Go through the data and copy each line that holds "value".

*** Opening DATA FOR REVIEW ***

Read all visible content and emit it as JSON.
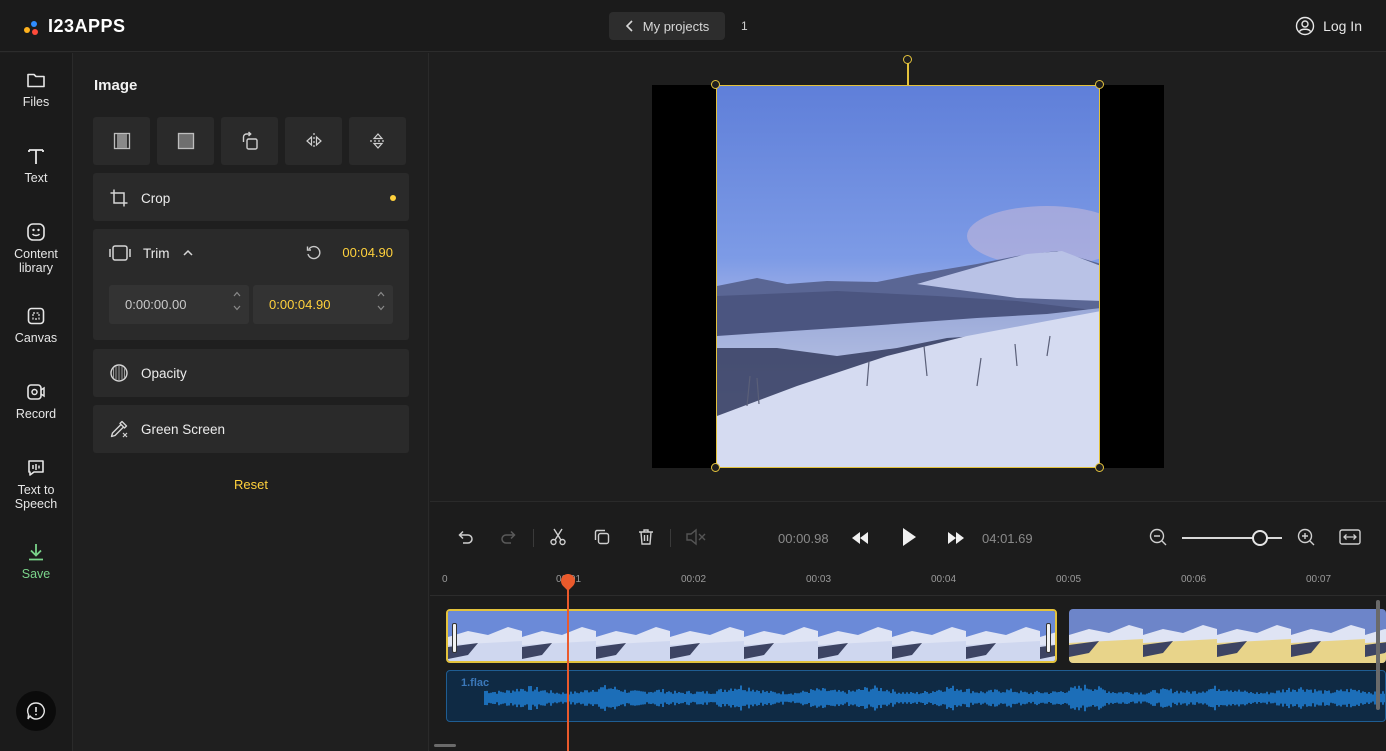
{
  "app": {
    "logo_text": "I23APPS"
  },
  "header": {
    "my_projects_label": "My projects",
    "project_count": "1",
    "login_label": "Log In"
  },
  "leftnav": {
    "items": [
      {
        "label": "Files",
        "icon": "folder-icon"
      },
      {
        "label": "Text",
        "icon": "text-icon"
      },
      {
        "label": "Content library",
        "icon": "sticker-icon"
      },
      {
        "label": "Canvas",
        "icon": "canvas-icon"
      },
      {
        "label": "Record",
        "icon": "record-icon"
      },
      {
        "label": "Text to Speech",
        "icon": "speech-icon"
      },
      {
        "label": "Save",
        "icon": "download-icon"
      }
    ]
  },
  "panel": {
    "title": "Image",
    "tools": [
      "fill-icon",
      "fit-icon",
      "rotate-icon",
      "flip-horizontal-icon",
      "flip-vertical-icon"
    ],
    "crop_label": "Crop",
    "trim_label": "Trim",
    "trim_duration": "00:04.90",
    "trim_start": "0:00:00.00",
    "trim_end": "0:00:04.90",
    "opacity_label": "Opacity",
    "green_screen_label": "Green Screen",
    "reset_label": "Reset"
  },
  "timeline": {
    "current_time": "00:00.98",
    "total_time": "04:01.69",
    "zoom_level": 0.78,
    "ticks": [
      "0",
      "00:01",
      "00:02",
      "00:03",
      "00:04",
      "00:05",
      "00:06",
      "00:07"
    ],
    "audio_track_label": "1.flac"
  },
  "colors": {
    "accent": "#ffd13c",
    "selection": "#e3c23c",
    "playhead": "#ea5a2c",
    "save": "#7ad38a",
    "audio": "#1f7fd6"
  }
}
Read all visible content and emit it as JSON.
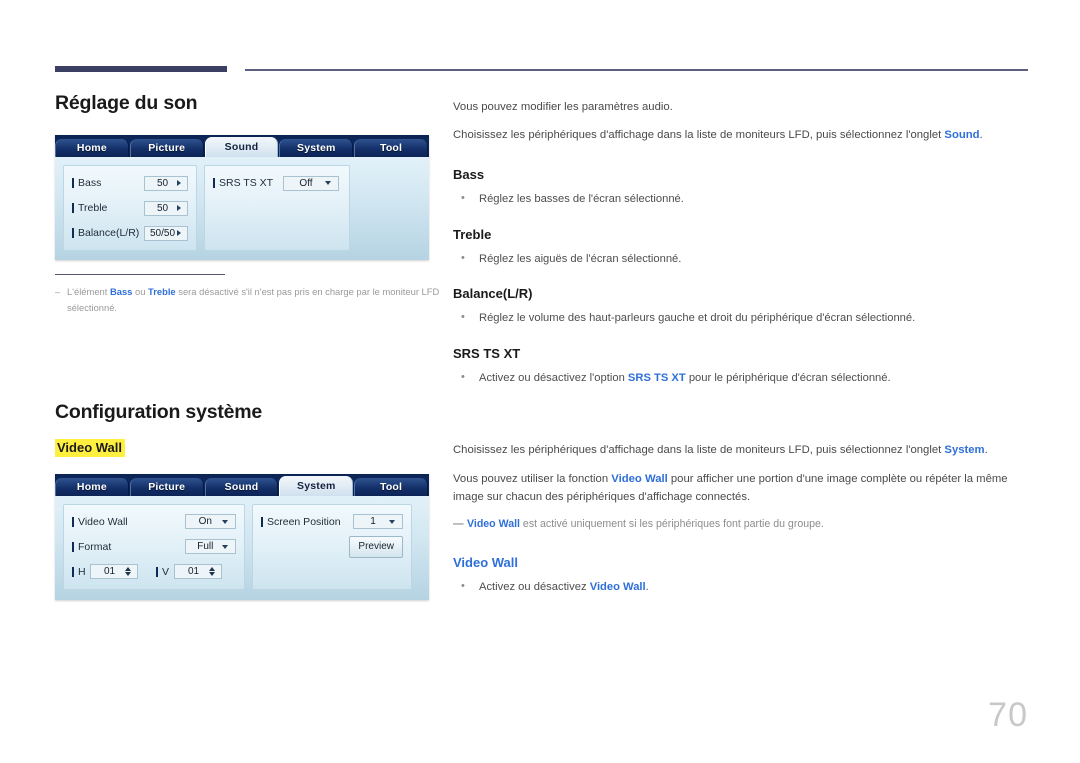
{
  "page": {
    "number": "70"
  },
  "sound_section": {
    "title": "Réglage du son",
    "intro_1": "Vous pouvez modifier les paramètres audio.",
    "intro_2_pre": "Choisissez les périphériques d'affichage dans la liste de moniteurs LFD, puis sélectionnez l'onglet ",
    "intro_2_link": "Sound",
    "intro_2_post": ".",
    "items": [
      {
        "heading": "Bass",
        "bullet": "Réglez les basses de l'écran sélectionné."
      },
      {
        "heading": "Treble",
        "bullet": "Réglez les aiguës de l'écran sélectionné."
      },
      {
        "heading": "Balance(L/R)",
        "bullet": "Réglez le volume des haut-parleurs gauche et droit du périphérique d'écran sélectionné."
      },
      {
        "heading": "SRS TS XT",
        "bullet_pre": "Activez ou désactivez l'option ",
        "bullet_link": "SRS TS XT",
        "bullet_post": " pour le périphérique d'écran sélectionné."
      }
    ],
    "footnote": {
      "dash": "–",
      "pre": "L'élément ",
      "link1": "Bass",
      "mid1": " ou ",
      "link2": "Treble",
      "post": " sera désactivé s'il n'est pas pris en charge par le moniteur LFD sélectionné."
    }
  },
  "sound_osd": {
    "tabs": [
      {
        "label": "Home",
        "active": false
      },
      {
        "label": "Picture",
        "active": false
      },
      {
        "label": "Sound",
        "active": true
      },
      {
        "label": "System",
        "active": false
      },
      {
        "label": "Tool",
        "active": false
      }
    ],
    "left_rows": [
      {
        "label": "Bass",
        "value": "50",
        "control": "arrow-right"
      },
      {
        "label": "Treble",
        "value": "50",
        "control": "arrow-right"
      },
      {
        "label": "Balance(L/R)",
        "value": "50/50",
        "control": "arrow-right"
      }
    ],
    "right_rows": [
      {
        "label": "SRS TS XT",
        "value": "Off",
        "control": "arrow-down"
      }
    ]
  },
  "system_section": {
    "title": "Configuration système",
    "highlight_heading": "Video Wall",
    "intro_1_pre": "Choisissez les périphériques d'affichage dans la liste de moniteurs LFD, puis sélectionnez l'onglet ",
    "intro_1_link": "System",
    "intro_1_post": ".",
    "intro_2_pre": "Vous pouvez utiliser la fonction ",
    "intro_2_link": "Video Wall",
    "intro_2_post": " pour afficher une portion d'une image complète ou répéter la même image sur chacun des périphériques d'affichage connectés.",
    "note": {
      "dash": "―",
      "link": "Video Wall",
      "text": " est activé uniquement si les périphériques font partie du groupe."
    },
    "item_heading": "Video Wall",
    "item_bullet_pre": "Activez ou désactivez ",
    "item_bullet_link": "Video Wall",
    "item_bullet_post": "."
  },
  "system_osd": {
    "tabs": [
      {
        "label": "Home",
        "active": false
      },
      {
        "label": "Picture",
        "active": false
      },
      {
        "label": "Sound",
        "active": false
      },
      {
        "label": "System",
        "active": true
      },
      {
        "label": "Tool",
        "active": false
      }
    ],
    "left_rows": [
      {
        "label": "Video Wall",
        "value": "On",
        "control": "arrow-down"
      },
      {
        "label": "Format",
        "value": "Full",
        "control": "arrow-down"
      }
    ],
    "hv_row": [
      {
        "label": "H",
        "value": "01",
        "control": "spinner"
      },
      {
        "label": "V",
        "value": "01",
        "control": "spinner"
      }
    ],
    "right_rows": [
      {
        "label": "Screen Position",
        "value": "1",
        "control": "arrow-down"
      }
    ],
    "preview_button": "Preview"
  },
  "colors": {
    "accent_blue": "#2f6fd8",
    "rule_navy": "#3b3f63",
    "highlight_yellow": "#ffef3f",
    "osd_tab_navy": "#0d2a61"
  }
}
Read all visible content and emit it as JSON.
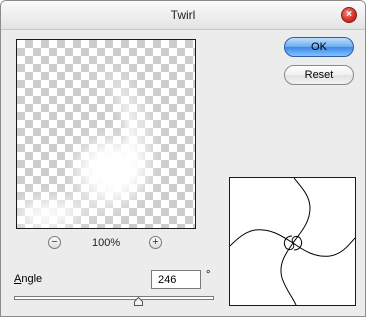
{
  "window": {
    "title": "Twirl",
    "close_glyph": "×"
  },
  "buttons": {
    "ok_label": "OK",
    "reset_label": "Reset"
  },
  "zoom": {
    "minus": "−",
    "plus": "+",
    "level": "100%"
  },
  "angle": {
    "label_first": "A",
    "label_rest": "ngle",
    "value": "246",
    "unit": "°",
    "min": -999,
    "max": 999
  },
  "icons": {
    "close": "close-icon",
    "zoom_out": "zoom-out-icon",
    "zoom_in": "zoom-in-icon",
    "slider": "slider-thumb-icon"
  },
  "colors": {
    "ok_button": "#6aaaf0",
    "close_button": "#d8322a",
    "checker": "#cdcdcd"
  }
}
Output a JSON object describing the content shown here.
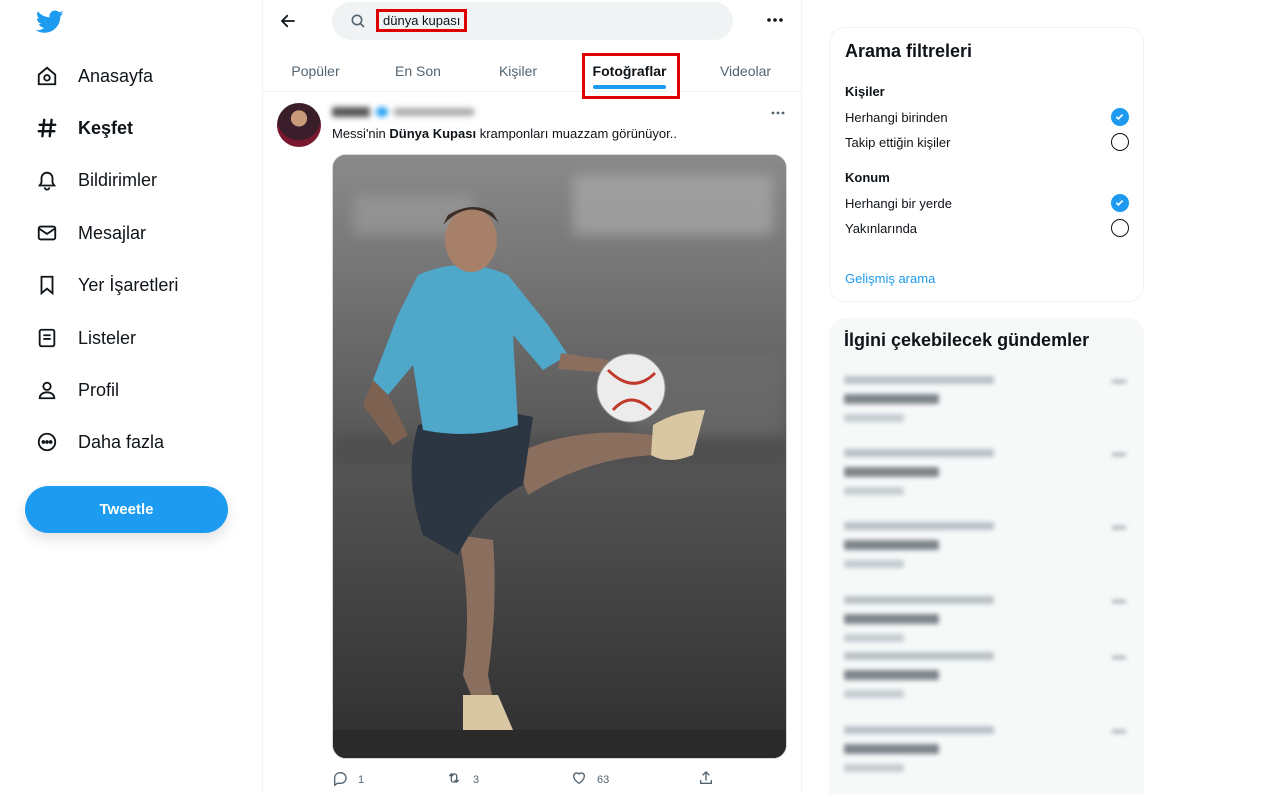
{
  "sidebar": {
    "logo": "twitter-bird-icon",
    "items": [
      {
        "label": "Anasayfa",
        "icon": "home-icon",
        "active": false
      },
      {
        "label": "Keşfet",
        "icon": "hashtag-icon",
        "active": true
      },
      {
        "label": "Bildirimler",
        "icon": "bell-icon",
        "active": false
      },
      {
        "label": "Mesajlar",
        "icon": "envelope-icon",
        "active": false
      },
      {
        "label": "Yer İşaretleri",
        "icon": "bookmark-icon",
        "active": false
      },
      {
        "label": "Listeler",
        "icon": "list-icon",
        "active": false
      },
      {
        "label": "Profil",
        "icon": "person-icon",
        "active": false
      },
      {
        "label": "Daha fazla",
        "icon": "more-circle-icon",
        "active": false
      }
    ],
    "tweet_button": "Tweetle"
  },
  "search": {
    "query": "dünya kupası"
  },
  "tabs": [
    {
      "label": "Popüler",
      "selected": false
    },
    {
      "label": "En Son",
      "selected": false
    },
    {
      "label": "Kişiler",
      "selected": false
    },
    {
      "label": "Fotoğraflar",
      "selected": true
    },
    {
      "label": "Videolar",
      "selected": false
    }
  ],
  "tweet": {
    "text_before": "Messi'nin ",
    "text_bold": "Dünya Kupası",
    "text_after": " kramponları muazzam görünüyor..",
    "replies": "1",
    "retweets": "3",
    "likes": "63"
  },
  "filters": {
    "title": "Arama filtreleri",
    "people_heading": "Kişiler",
    "people_options": [
      {
        "label": "Herhangi birinden",
        "checked": true
      },
      {
        "label": "Takip ettiğin kişiler",
        "checked": false
      }
    ],
    "location_heading": "Konum",
    "location_options": [
      {
        "label": "Herhangi bir yerde",
        "checked": true
      },
      {
        "label": "Yakınlarında",
        "checked": false
      }
    ],
    "advanced_link": "Gelişmiş arama"
  },
  "trends": {
    "title": "İlgini çekebilecek gündemler"
  },
  "colors": {
    "accent": "#1d9bf0",
    "highlight": "#e00000"
  }
}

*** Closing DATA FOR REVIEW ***

**PROBLEM SOLUTION**
        "value": "50",
        "value": "50",
        "value": "50/50",
        "value": "Off",
        "value": "On",
        "value": "Full",
        "value": "01",
        "value": "01",
        "value": "1",
    "value": "246",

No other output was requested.